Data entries

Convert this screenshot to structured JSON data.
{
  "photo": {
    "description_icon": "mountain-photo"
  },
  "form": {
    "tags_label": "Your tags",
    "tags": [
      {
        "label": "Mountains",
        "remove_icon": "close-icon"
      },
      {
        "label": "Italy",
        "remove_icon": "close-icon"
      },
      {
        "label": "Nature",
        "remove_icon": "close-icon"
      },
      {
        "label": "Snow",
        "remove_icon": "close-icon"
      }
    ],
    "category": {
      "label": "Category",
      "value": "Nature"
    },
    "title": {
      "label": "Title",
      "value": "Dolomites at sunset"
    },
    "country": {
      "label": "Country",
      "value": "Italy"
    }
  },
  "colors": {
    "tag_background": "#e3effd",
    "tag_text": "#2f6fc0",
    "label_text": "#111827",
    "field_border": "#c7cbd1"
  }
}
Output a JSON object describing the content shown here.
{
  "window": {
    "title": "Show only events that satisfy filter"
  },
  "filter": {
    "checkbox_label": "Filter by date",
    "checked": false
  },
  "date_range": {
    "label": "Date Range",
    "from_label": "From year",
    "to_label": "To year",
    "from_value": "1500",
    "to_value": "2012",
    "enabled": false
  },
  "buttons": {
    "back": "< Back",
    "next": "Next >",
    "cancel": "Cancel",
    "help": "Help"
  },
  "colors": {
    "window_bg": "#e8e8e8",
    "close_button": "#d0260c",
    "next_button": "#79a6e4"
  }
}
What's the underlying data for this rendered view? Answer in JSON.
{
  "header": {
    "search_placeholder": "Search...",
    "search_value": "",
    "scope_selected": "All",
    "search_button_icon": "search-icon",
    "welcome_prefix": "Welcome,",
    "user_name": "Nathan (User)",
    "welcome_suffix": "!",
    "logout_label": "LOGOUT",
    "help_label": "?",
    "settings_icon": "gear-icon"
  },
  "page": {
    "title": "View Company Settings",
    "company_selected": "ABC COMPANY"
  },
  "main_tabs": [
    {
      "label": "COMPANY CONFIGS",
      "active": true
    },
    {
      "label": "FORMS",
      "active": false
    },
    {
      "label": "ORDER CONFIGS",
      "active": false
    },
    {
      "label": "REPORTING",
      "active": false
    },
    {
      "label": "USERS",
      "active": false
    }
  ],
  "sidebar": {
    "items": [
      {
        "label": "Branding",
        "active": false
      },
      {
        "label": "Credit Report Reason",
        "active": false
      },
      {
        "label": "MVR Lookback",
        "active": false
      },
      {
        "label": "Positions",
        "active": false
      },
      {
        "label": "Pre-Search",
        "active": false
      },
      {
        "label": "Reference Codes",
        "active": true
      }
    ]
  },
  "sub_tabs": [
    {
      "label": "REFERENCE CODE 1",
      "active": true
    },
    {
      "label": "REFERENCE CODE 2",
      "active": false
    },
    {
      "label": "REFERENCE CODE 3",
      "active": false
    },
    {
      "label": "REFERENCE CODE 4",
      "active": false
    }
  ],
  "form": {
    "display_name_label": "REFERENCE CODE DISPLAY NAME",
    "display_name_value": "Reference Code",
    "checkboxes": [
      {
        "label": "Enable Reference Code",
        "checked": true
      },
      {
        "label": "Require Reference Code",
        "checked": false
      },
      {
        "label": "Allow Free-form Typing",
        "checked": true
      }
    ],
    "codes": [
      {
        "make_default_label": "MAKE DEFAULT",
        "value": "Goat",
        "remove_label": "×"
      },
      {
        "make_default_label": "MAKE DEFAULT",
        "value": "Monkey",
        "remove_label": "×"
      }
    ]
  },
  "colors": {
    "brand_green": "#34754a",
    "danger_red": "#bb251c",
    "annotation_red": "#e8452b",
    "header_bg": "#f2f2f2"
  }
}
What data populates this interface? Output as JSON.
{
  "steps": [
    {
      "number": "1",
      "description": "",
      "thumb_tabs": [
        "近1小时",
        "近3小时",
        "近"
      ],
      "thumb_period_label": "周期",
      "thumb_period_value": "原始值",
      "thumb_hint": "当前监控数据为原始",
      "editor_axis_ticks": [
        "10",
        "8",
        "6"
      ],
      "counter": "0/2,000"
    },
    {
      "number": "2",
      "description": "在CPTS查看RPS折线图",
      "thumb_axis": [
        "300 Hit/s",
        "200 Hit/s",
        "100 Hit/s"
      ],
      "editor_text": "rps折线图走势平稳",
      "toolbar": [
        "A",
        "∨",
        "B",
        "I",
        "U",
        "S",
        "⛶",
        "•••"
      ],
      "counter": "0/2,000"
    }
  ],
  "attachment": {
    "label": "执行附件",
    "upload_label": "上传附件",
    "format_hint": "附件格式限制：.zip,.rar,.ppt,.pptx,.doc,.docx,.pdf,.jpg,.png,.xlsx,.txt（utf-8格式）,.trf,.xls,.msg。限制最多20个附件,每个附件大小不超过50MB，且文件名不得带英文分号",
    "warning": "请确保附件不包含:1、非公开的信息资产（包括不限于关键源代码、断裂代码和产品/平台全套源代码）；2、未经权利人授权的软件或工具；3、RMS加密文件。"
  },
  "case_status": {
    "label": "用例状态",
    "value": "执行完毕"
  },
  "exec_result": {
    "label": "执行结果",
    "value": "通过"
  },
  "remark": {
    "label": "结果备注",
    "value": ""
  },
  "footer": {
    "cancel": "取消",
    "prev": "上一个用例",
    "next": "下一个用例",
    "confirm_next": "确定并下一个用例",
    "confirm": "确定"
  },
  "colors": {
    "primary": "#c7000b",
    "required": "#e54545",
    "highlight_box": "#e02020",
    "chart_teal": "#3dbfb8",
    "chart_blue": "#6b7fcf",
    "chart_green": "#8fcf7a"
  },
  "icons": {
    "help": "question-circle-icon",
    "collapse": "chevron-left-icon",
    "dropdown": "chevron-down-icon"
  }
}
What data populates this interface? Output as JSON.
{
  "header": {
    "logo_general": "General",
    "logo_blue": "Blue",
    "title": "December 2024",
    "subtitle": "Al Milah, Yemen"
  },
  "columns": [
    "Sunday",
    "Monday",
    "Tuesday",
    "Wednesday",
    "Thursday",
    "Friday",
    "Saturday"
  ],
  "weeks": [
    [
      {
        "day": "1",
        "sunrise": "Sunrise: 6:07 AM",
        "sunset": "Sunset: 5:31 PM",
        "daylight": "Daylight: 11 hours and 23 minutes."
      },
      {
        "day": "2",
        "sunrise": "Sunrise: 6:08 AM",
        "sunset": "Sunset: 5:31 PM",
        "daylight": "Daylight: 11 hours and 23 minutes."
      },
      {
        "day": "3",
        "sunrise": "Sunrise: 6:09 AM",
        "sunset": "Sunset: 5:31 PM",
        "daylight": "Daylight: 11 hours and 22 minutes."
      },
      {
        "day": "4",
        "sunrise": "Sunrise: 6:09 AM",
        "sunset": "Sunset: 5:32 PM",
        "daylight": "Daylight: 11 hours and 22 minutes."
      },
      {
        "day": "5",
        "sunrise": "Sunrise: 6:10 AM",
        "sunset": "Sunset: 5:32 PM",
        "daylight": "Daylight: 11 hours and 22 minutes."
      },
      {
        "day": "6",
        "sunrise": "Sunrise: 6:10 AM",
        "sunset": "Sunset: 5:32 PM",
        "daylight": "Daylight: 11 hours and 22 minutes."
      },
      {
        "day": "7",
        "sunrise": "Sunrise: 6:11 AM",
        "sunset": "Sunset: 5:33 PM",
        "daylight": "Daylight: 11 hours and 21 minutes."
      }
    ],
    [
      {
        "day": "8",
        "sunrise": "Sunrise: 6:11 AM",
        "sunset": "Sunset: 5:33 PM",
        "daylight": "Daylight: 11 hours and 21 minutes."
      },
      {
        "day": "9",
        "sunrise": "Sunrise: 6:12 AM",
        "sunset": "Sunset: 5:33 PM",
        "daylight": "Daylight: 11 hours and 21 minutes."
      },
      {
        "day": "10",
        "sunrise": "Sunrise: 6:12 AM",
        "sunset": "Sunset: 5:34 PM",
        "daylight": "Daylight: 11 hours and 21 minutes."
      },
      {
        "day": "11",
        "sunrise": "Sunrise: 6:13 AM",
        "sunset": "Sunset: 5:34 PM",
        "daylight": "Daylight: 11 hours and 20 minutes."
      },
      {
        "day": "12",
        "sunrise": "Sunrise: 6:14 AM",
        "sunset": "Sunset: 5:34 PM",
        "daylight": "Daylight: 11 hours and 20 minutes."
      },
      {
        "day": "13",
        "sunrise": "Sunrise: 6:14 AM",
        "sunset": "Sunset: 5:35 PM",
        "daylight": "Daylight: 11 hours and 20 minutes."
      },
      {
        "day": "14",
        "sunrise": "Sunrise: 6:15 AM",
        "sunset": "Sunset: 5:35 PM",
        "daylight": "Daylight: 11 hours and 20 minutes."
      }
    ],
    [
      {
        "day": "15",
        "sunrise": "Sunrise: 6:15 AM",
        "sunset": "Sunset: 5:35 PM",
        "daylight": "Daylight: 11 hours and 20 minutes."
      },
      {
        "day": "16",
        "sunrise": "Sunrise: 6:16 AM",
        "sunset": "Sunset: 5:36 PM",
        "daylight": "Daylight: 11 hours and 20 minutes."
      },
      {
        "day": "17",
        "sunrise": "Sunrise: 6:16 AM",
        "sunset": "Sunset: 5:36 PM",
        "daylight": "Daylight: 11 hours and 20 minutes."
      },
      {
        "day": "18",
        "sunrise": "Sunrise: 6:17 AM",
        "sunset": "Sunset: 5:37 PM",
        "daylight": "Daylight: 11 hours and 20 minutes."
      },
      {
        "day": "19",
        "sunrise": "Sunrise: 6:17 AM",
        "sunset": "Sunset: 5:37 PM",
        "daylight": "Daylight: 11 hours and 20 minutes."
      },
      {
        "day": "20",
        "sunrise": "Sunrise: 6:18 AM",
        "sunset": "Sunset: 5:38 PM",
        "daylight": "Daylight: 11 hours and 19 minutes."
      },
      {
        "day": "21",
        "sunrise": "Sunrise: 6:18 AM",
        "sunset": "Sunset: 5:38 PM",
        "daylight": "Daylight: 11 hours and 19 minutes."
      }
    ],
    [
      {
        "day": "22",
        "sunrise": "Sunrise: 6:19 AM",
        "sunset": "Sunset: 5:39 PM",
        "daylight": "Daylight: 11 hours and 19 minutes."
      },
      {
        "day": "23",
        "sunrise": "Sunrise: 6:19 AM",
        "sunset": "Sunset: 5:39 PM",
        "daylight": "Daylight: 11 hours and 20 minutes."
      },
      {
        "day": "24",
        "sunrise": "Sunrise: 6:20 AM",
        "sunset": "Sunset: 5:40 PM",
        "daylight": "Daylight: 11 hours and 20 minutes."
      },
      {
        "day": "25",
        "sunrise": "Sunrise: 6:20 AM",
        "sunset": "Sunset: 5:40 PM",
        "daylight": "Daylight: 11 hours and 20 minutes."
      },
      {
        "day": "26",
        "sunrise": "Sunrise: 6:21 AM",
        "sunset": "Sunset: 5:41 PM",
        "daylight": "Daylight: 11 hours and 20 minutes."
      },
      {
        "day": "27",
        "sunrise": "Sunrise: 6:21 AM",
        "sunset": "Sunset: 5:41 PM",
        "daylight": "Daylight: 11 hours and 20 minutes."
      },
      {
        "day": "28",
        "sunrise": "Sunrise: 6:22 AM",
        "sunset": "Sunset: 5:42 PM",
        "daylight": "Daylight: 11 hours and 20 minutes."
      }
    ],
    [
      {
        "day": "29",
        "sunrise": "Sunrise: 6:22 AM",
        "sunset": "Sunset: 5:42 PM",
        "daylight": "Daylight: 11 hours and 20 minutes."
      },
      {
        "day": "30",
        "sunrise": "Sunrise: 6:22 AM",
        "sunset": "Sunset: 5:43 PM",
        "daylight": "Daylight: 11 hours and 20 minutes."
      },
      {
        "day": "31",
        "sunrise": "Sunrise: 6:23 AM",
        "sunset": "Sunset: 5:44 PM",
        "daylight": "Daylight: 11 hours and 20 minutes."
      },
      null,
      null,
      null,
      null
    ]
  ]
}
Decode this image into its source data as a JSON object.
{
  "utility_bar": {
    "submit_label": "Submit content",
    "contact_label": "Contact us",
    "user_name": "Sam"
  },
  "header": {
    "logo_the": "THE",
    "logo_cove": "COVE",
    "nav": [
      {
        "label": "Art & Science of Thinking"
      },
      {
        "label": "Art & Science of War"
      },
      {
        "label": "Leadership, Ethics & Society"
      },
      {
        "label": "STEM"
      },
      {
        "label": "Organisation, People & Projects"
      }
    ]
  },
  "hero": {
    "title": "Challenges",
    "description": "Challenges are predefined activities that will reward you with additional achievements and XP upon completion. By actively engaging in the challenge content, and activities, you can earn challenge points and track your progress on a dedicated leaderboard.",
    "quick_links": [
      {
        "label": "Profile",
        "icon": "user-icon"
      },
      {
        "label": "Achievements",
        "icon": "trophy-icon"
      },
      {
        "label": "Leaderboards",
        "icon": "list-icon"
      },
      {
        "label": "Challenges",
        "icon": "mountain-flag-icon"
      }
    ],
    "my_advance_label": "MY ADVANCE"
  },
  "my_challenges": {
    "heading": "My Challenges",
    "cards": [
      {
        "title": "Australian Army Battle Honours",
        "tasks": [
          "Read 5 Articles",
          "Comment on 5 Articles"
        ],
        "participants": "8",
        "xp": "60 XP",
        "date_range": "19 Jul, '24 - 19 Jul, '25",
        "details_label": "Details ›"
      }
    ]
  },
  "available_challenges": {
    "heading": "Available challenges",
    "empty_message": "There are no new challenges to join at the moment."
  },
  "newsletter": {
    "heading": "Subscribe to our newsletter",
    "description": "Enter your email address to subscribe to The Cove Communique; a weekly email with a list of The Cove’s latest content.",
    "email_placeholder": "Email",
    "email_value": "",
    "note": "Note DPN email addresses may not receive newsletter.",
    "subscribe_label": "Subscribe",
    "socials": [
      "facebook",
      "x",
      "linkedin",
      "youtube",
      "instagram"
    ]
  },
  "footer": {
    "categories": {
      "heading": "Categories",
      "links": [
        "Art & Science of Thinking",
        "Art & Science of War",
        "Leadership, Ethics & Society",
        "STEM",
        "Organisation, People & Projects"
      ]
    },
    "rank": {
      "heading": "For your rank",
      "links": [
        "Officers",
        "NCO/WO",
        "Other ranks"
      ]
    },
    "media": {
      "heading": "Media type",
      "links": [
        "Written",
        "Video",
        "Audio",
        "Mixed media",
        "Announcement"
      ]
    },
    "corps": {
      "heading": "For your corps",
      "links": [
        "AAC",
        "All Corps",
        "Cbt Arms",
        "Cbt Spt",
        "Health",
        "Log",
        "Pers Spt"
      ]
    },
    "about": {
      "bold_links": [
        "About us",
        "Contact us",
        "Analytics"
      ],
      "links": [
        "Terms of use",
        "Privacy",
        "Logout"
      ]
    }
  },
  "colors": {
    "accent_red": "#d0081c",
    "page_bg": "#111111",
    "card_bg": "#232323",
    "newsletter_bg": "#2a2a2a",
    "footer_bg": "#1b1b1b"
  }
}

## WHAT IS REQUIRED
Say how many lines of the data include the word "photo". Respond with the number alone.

## TASK SOLUTION
2